Regarding my post yesterday on the new politically correct Oath of Citizenship being sneaked in by the Department of Homeland Security. It appears that the White House has put a hold on it. And now Sen. Lamar Alexander has proposed that if a new oath is going to be made it should be made stronger. He also says it’s too important to be composed by government functionaries.
The Oath of Allegiance is a fundamental statement on the commitment of becoming a United States citizen. It should not be altered by a government agency, no matter how well intentioned. And I don participation.” The group’s president is Ray Flynn, former mayor of Boston and former Clinton ambassador to the Vatican.
In an article on the group’s web site, Flynn posits that a good Catholic should neither claim loyalty to either the Democrat or Republican party.
A question I have often been asked is, “Can you be a good Catholic and a Democrat in light of the Democratic Party’s positions on life and family?” But another question might also be, “Can you be a good Catholic and a Republican in light of the Church’s moral positions on social and economic justice and the death penalty?” My response to both of these questions is a question of my own.
Can you be a good Catholic and support either a Democratic or Republican candidate who opposes Church teachings on each of these vitally important principles of our Catholic faith? Both parties reach out to Catholic voters claiming that they best represent their values on the issues. So what’s the answer? The following statement may upset leaders of both political parties, who believe it is they who deserve the support of Catholic voices. Which party should faithful Catholics vote for? I say neither party reflects the values and principles of the Catholic faith and I’ll explain why.

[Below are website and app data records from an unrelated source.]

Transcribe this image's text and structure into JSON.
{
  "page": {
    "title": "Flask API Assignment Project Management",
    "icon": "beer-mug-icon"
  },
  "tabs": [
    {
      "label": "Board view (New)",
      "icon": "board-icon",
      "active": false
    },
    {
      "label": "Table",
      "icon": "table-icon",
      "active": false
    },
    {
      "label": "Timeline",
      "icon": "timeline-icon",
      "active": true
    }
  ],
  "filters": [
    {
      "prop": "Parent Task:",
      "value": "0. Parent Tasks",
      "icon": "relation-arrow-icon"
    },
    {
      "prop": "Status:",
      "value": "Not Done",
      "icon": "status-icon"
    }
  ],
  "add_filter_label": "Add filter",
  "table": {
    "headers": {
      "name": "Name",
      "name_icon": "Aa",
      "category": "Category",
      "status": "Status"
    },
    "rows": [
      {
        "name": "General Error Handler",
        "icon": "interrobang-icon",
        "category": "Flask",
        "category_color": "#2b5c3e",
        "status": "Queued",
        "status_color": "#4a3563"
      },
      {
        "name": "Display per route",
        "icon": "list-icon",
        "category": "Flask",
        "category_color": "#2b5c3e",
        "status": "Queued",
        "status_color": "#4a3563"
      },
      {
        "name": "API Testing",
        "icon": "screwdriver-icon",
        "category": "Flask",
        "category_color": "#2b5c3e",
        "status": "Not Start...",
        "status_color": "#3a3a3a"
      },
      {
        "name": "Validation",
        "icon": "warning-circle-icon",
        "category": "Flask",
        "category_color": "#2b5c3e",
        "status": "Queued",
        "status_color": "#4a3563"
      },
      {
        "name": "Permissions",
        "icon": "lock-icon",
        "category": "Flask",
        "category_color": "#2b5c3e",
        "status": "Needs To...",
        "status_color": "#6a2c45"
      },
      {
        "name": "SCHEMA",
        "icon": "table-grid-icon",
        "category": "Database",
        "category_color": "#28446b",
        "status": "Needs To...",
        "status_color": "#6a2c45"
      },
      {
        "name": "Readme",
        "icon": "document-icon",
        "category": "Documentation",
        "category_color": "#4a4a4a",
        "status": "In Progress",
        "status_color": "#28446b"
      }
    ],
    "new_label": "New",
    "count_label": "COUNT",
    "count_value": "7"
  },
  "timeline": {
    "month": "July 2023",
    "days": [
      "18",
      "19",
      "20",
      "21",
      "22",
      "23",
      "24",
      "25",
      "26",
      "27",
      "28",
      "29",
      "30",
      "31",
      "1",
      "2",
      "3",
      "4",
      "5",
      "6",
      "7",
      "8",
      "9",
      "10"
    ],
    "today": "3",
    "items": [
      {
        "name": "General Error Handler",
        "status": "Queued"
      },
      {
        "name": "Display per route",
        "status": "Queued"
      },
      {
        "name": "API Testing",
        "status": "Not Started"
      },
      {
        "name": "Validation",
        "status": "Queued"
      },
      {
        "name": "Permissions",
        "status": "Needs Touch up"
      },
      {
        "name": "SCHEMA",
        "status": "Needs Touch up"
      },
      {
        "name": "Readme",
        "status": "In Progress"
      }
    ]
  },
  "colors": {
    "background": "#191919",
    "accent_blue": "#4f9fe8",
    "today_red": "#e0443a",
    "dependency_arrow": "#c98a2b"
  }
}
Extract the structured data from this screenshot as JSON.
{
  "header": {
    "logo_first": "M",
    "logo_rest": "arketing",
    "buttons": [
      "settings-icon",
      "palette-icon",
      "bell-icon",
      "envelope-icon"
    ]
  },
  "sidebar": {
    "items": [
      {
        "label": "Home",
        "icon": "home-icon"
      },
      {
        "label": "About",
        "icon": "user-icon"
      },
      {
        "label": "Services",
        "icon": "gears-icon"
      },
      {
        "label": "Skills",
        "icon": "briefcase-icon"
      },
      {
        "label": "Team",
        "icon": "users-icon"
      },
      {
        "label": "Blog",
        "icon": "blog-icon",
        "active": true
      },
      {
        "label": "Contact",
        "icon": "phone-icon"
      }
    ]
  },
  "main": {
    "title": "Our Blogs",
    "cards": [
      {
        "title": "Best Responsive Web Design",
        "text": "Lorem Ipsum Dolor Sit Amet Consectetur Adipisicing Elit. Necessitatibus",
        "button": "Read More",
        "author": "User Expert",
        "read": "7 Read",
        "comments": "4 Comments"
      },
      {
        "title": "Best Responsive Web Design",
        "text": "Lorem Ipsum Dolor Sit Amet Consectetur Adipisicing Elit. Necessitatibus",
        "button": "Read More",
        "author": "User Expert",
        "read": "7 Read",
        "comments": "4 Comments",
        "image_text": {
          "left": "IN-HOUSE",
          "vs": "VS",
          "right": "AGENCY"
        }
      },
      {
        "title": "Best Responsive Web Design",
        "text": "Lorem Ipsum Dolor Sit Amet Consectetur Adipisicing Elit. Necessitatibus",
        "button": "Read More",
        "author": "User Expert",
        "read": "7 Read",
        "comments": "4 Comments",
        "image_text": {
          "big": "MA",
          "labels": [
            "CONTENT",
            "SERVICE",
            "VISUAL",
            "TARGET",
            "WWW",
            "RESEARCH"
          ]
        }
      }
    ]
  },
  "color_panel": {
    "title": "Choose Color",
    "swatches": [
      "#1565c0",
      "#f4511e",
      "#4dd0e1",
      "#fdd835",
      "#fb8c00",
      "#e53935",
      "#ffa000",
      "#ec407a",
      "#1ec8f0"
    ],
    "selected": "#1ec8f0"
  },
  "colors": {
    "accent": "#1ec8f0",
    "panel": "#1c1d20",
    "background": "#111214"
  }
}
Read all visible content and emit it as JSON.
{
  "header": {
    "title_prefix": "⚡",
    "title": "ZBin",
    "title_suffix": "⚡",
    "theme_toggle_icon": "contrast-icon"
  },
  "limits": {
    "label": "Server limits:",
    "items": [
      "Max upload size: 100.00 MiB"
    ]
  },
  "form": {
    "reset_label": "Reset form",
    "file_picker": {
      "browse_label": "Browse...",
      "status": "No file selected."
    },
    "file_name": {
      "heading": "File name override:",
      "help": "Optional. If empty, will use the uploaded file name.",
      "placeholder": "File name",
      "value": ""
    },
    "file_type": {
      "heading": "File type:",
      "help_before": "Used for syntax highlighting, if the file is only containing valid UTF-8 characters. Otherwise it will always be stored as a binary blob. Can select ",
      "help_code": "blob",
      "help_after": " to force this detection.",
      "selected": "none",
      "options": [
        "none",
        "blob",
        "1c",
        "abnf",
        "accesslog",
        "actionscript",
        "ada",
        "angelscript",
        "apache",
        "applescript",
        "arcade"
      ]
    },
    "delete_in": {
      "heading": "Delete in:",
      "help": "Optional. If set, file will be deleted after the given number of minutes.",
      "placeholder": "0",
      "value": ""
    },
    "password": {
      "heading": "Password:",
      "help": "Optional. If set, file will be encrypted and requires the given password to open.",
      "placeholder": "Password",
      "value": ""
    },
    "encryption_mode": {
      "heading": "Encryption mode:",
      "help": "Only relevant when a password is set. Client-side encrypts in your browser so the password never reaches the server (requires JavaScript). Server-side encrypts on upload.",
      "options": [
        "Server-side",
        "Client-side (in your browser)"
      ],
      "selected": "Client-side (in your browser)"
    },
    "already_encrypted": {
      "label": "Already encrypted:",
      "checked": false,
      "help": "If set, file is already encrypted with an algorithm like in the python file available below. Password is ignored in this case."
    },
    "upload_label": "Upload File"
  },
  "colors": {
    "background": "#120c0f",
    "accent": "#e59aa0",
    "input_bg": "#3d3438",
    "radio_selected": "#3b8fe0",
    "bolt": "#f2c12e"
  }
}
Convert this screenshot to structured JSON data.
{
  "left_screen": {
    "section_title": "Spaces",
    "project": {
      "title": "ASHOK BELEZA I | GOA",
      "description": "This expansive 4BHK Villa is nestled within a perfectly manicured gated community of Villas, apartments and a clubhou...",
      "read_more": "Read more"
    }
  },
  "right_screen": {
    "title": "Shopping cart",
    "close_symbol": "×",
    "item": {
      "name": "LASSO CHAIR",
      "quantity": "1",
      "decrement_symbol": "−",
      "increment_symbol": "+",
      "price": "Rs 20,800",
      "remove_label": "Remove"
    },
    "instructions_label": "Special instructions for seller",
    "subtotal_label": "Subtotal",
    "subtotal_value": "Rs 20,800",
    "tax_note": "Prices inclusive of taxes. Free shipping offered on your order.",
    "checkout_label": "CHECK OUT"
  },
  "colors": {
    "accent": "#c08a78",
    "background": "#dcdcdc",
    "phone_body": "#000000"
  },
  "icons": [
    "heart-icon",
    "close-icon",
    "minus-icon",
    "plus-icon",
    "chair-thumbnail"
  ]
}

I’ll accept Flynn’s point that good Catholics must put their adherence to the Church’s teachings first, before loyalty to any particular political party. That’s just common sense.
I don’t buy into every Republican plank in their party platform and I’m opposed to the legalization of the death penalty in our country based on what our country can do to insure justice without it. However, I can’t believe Flynn’s thesis here. You can’t equate the Democrats’ pro-abortion, pro-sexual perversity positions with the Republicans’ stance on economic and social issues.
For the Democrats, their positions cannot be reconciled with the Church’s clear doctrine. For Republicans, their positions on economics and “social justice” can be justified in relation to Church teaching and are a matter of prudential judgment. It’s just not the same thing and I think Flynn’s liberal political sympathies are showing here.